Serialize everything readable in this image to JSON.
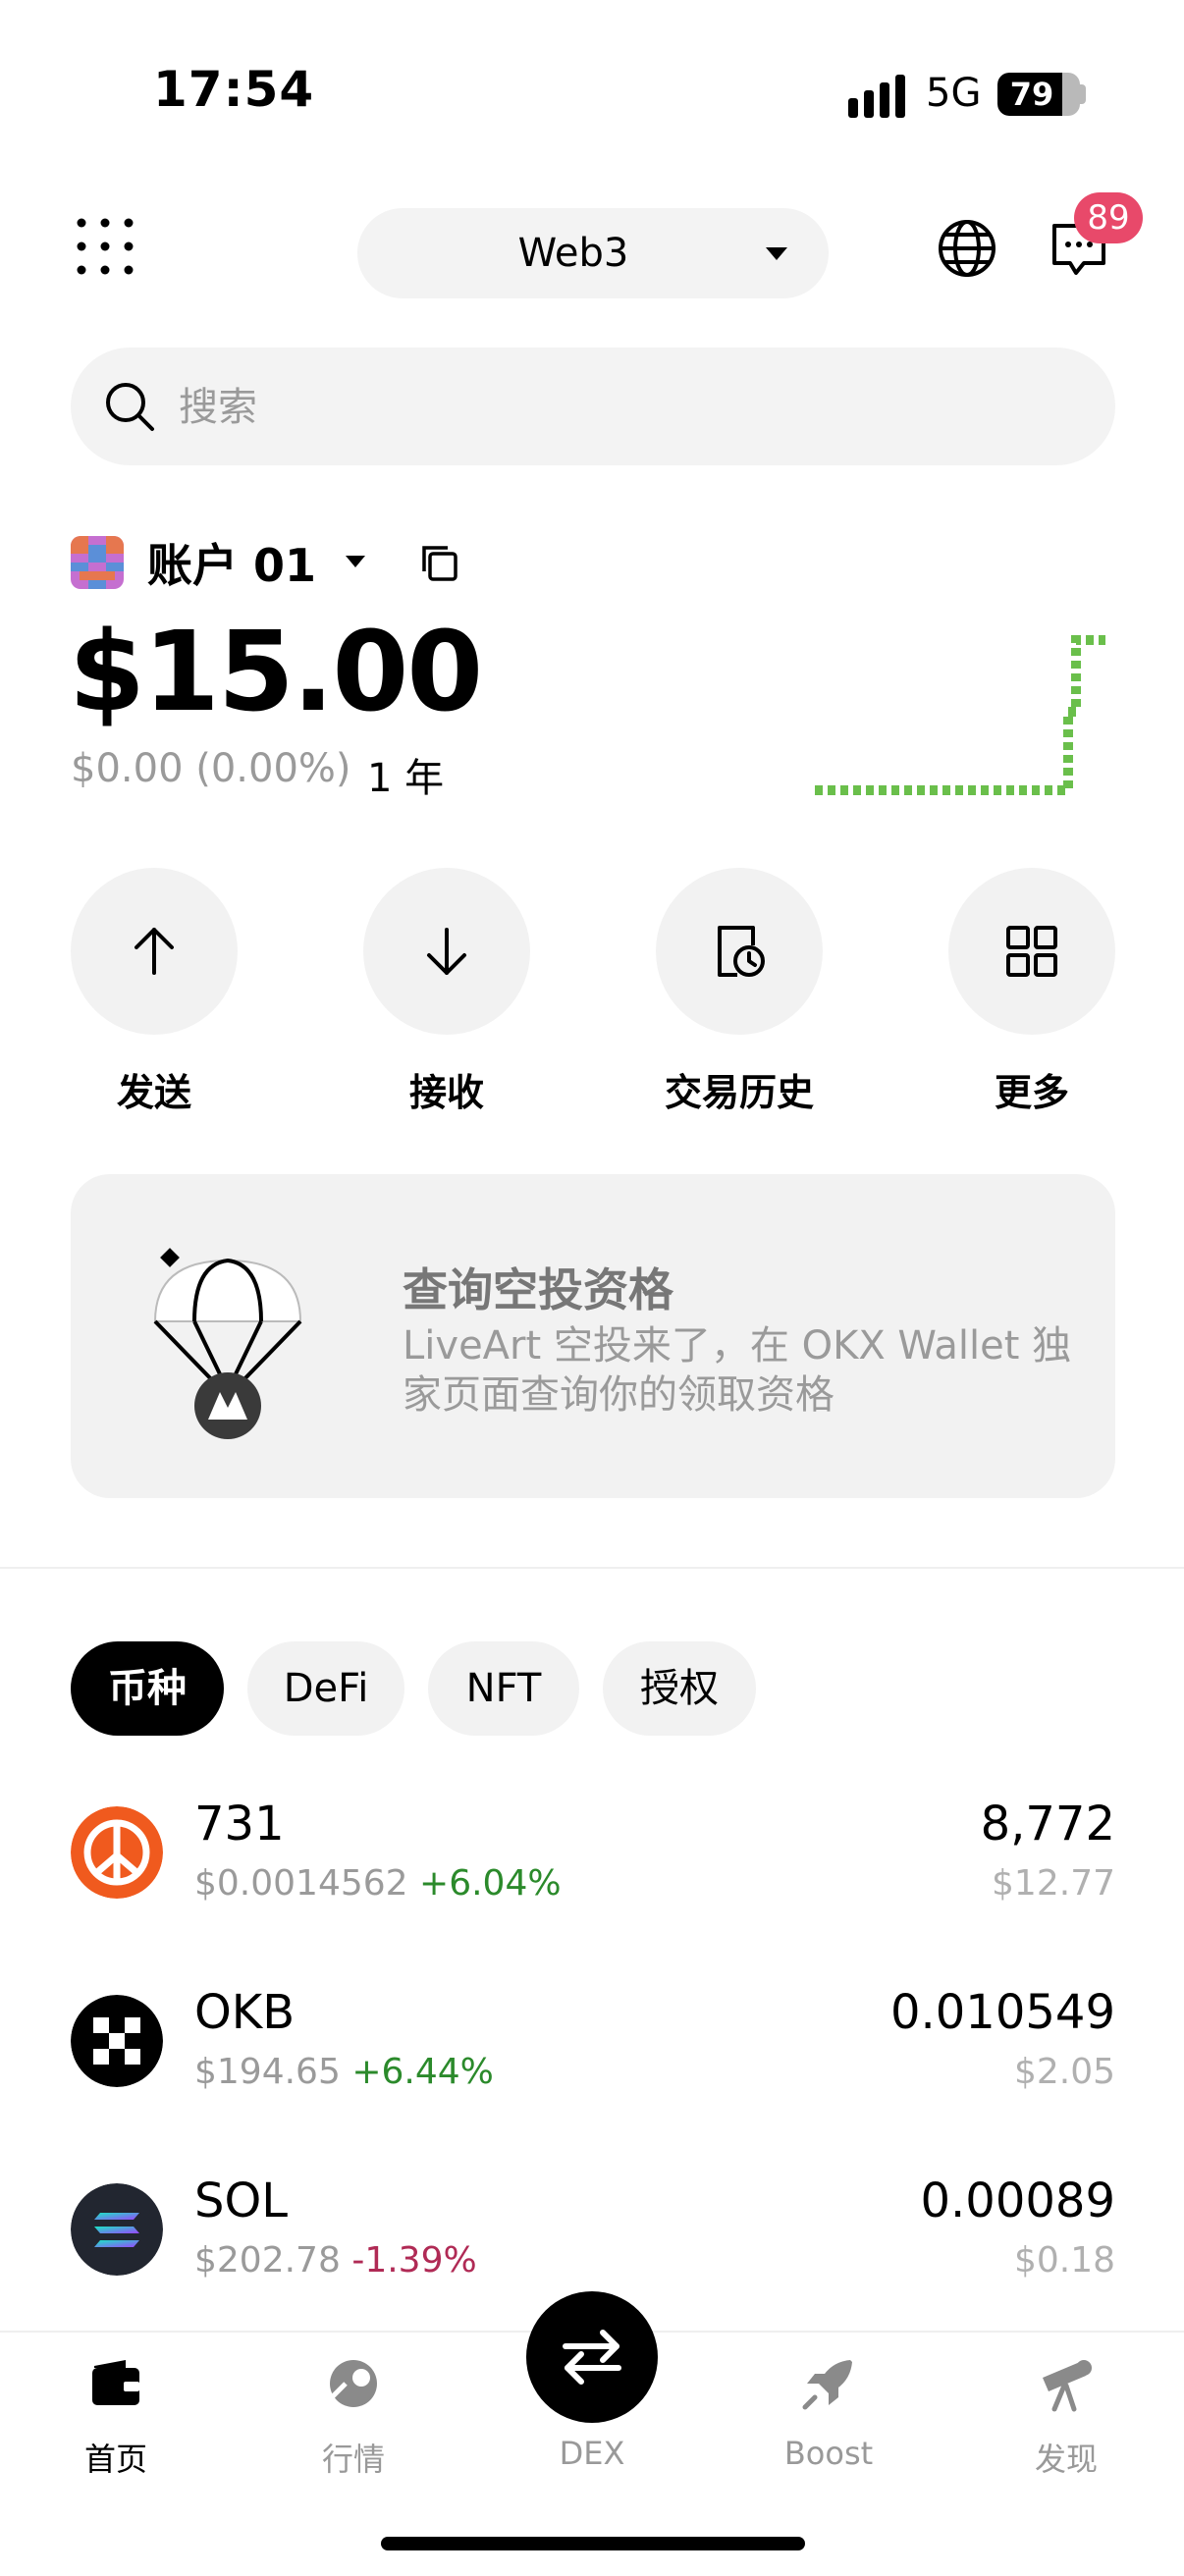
{
  "status_bar": {
    "time": "17:54",
    "network": "5G",
    "battery": "79",
    "battery_level": 0.79
  },
  "header": {
    "network_selector": "Web3",
    "notification_count": "89"
  },
  "search": {
    "placeholder": "搜索"
  },
  "account": {
    "name": "账户 01",
    "balance": "$15.00",
    "pnl": "$0.00 (0.00%)",
    "period": "1 年"
  },
  "actions": [
    {
      "label": "发送",
      "icon": "arrow-up-icon"
    },
    {
      "label": "接收",
      "icon": "arrow-down-icon"
    },
    {
      "label": "交易历史",
      "icon": "history-icon"
    },
    {
      "label": "更多",
      "icon": "grid-icon"
    }
  ],
  "promo": {
    "title": "查询空投资格",
    "description": "LiveArt 空投来了，在 OKX Wallet 独家页面查询你的领取资格"
  },
  "tabs": [
    "币种",
    "DeFi",
    "NFT",
    "授权"
  ],
  "tokens": [
    {
      "symbol": "731",
      "price": "$0.0014562",
      "change": "+6.04%",
      "amount": "8,772",
      "value": "$12.77"
    },
    {
      "symbol": "OKB",
      "price": "$194.65",
      "change": "+6.44%",
      "amount": "0.010549",
      "value": "$2.05"
    },
    {
      "symbol": "SOL",
      "price": "$202.78",
      "change": "-1.39%",
      "amount": "0.00089",
      "value": "$0.18"
    }
  ],
  "bottom_nav": {
    "items": [
      {
        "label": "首页",
        "icon": "wallet-icon"
      },
      {
        "label": "行情",
        "icon": "market-icon"
      },
      {
        "label": "DEX",
        "icon": "swap-icon"
      },
      {
        "label": "Boost",
        "icon": "rocket-icon"
      },
      {
        "label": "发现",
        "icon": "telescope-icon"
      }
    ]
  },
  "colors": {
    "up": "#2b8a2b",
    "down": "#b02a55",
    "badge": "#e8496a",
    "sparkline": "#6abf4b"
  }
}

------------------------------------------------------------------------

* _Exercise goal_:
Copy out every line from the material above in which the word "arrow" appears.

* _Solution for this problem_:
      "icon": "arrow-up-icon"
      "icon": "arrow-down-icon"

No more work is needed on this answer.